“My mum and dad are quite unsurprised,” he says. “My sister thought I was being very brave. Trans people hear that a lot. It’s a shame we have to be brave.”
Dawson’s GP referred him to an NHS Gender Identity Clinic, and he’s hoping for his first appointment before Christmas in order to start taking hormones as soon as possible.
“Right now I’m a transitioning woman on a waiting list,” he says. He’s started buying women’s clothes and shoes, and experimenting with makeup – “lots of black eyeliner, boots, and leather” – and is considering facial feminisation procedures.
“I’m really worried about that first day I step outside head-to-toe, makeup, hair, clothes,” he says, pulling at his scoop-neck top. It is the first time he has sounded frightened.
“This currency of passing [as a woman] is bollocks: We’re all women, we’re all trans women, and I want to get to a place where all women can walk down the street without being ridiculed. Because I’m becoming a woman I’m buying into a lot of bullshit that all women have to put up with – this idea that women are flawless, finished, retouched products who must never be seen looking a day over 30, or without their eyebrows drawn on, never mind a stray body hair.”
Dawson’s feminism kicked in further after deciding to hormonally transition. The day after he finally vowed to go forward with the process, he woke up the next morning and found himself thinking he couldn’t have a fried breakfast.
“Straightaway my mind knew I could not be too young or too thin. Where did that message come from?” he asks, knowing exactly where.
Part of Dawson’s motivation for disclosing his transition publicly is as a reaction to Caitlyn Jenner, whose ultra-glossy “reveal” on the cover of Vanity Fair was far removed from the experience of every other trans woman.
“It wasn’t achievable, because we’re not millionaires,” he says. “If I had billions you wouldn’t have seen me for dust. I’d have been at the best clinic in LA and I would have been sitting here right now with an entirely different body and wardrobe. At least now there isn’t a house in the Western world that isn’t aware of what a trans woman is, but the problem is, is that what people think a transition is like? That we vanish for two months and come back with a new face, hair, and an Annie Leibovitz cover spread? For most of us it’s slow and frustrating.”
For Dawson, the marathon that is transitioning on the NHS will not only be long but public. His diary of professional engagements for 2016 is already filling up.
“People are going to see this transition,” he says, defiantly. “It’s going to look weird, my hair is going to look awful – there’s no way I can hide that so I might as well talk about it, write about it, and reveal it.” (He's currently in talks about documenting his transition for Attitude magazine.)
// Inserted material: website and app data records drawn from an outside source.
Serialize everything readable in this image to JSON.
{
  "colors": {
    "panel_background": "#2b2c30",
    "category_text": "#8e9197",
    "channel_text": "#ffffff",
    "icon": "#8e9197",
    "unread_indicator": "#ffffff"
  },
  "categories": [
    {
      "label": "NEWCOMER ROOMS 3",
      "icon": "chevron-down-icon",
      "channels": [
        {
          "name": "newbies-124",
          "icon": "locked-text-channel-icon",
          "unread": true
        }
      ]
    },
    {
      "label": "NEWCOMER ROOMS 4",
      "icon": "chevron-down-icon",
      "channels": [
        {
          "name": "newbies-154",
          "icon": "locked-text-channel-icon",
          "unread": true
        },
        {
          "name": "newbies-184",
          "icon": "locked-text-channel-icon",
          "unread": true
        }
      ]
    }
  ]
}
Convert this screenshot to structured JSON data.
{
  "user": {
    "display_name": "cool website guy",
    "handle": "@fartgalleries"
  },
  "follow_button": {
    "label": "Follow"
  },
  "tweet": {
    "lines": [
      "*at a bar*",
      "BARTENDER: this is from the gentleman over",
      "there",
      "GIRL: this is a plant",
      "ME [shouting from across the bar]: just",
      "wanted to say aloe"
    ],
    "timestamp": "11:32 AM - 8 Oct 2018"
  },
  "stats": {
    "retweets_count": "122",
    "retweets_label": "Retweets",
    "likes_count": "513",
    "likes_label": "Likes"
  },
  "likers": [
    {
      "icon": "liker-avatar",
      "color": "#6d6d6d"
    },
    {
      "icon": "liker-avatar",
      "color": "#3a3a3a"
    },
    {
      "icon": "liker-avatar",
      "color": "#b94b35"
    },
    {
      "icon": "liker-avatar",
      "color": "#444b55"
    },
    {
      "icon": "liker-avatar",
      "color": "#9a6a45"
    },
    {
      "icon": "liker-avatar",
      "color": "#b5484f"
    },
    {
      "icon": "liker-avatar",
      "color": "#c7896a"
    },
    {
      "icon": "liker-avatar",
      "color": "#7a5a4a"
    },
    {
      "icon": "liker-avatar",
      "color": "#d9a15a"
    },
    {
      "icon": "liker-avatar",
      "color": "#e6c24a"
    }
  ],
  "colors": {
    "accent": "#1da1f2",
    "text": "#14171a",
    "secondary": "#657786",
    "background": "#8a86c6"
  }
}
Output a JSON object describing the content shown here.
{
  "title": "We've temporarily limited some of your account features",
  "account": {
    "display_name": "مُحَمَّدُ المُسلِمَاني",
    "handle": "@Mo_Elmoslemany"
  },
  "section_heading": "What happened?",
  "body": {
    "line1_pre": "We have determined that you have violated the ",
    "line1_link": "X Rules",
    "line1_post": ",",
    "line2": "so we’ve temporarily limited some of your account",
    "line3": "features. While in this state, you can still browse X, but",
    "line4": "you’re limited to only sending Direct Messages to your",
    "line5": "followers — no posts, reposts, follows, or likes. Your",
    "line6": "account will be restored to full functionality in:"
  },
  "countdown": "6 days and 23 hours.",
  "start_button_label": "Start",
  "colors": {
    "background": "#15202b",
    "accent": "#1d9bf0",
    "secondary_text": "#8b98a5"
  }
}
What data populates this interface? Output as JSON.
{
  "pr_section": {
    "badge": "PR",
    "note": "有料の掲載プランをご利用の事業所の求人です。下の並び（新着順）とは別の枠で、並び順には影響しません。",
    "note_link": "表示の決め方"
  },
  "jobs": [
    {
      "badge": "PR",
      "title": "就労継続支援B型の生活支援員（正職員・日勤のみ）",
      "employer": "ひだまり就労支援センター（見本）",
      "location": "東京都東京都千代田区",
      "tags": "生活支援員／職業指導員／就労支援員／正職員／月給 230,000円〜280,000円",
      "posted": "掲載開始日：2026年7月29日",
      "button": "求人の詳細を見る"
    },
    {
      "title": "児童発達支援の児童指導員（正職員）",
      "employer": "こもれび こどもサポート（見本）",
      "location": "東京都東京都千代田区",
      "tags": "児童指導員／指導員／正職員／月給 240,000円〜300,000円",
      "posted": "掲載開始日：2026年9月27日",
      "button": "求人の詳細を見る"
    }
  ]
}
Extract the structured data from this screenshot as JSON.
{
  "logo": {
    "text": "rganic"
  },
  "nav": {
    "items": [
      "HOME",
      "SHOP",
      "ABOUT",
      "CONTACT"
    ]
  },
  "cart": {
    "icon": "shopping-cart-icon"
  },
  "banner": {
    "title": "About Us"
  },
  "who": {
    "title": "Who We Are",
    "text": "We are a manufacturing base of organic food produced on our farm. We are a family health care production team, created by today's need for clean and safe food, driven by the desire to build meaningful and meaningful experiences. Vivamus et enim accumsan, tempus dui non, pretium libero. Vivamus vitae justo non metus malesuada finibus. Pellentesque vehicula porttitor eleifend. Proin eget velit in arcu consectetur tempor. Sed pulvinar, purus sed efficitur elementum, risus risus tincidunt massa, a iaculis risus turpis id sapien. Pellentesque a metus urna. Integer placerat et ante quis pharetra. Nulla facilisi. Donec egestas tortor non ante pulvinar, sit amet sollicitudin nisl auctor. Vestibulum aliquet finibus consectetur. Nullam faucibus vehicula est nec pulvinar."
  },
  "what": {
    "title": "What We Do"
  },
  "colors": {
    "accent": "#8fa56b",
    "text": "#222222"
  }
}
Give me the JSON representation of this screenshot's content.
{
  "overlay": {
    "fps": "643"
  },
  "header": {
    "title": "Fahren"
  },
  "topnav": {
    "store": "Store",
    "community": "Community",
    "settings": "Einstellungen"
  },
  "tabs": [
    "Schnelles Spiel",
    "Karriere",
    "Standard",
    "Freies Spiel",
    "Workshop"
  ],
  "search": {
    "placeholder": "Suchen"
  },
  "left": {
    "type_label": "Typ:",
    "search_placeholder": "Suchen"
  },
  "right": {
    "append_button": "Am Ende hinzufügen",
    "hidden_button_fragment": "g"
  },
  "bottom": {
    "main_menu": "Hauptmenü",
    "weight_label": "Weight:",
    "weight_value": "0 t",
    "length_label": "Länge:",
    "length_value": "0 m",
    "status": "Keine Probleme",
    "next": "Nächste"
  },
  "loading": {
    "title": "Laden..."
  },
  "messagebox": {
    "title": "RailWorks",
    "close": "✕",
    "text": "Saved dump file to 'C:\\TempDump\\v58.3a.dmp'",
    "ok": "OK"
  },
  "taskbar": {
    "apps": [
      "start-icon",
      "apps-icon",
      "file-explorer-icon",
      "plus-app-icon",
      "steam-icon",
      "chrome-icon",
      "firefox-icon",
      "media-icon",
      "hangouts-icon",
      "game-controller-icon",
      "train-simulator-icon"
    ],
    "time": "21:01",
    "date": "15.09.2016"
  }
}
The practical considerations are piling up –when to change his passport, when to use the women’s toilet for the first time, how to negotiate relationships – but his priority is to set the transition in motion. There are the professional considerations, too, such as whether to change his name on already published works. At the moment he feels happy to publish new titles with his new name. He wants to wait until he is absolutely sure on the name before he reveals it.
Dawson’s publisher, Hot Key, has been supportive from the outset, he says. When he told people there the news, he had already been selected for World Book Day. “Their question was, ‘Where do you think you’ll be in your transition by next March, when World Book Day is?’ and I said, ‘Well, it will be well underway.'”
Ultimately, Dawson wants not only for his transformation to be swift, but for societal change to swift too, so that all trans people can come out and feel free.
“I hope that in a year or so I will be considered a woman and can go out as a heterosexual woman and date men and not have to dwell in specialist underground lairs,” he says. His eyes narrow, drifting off somewhere for a moment.
“I want to be able to walk in the sun as a woman.”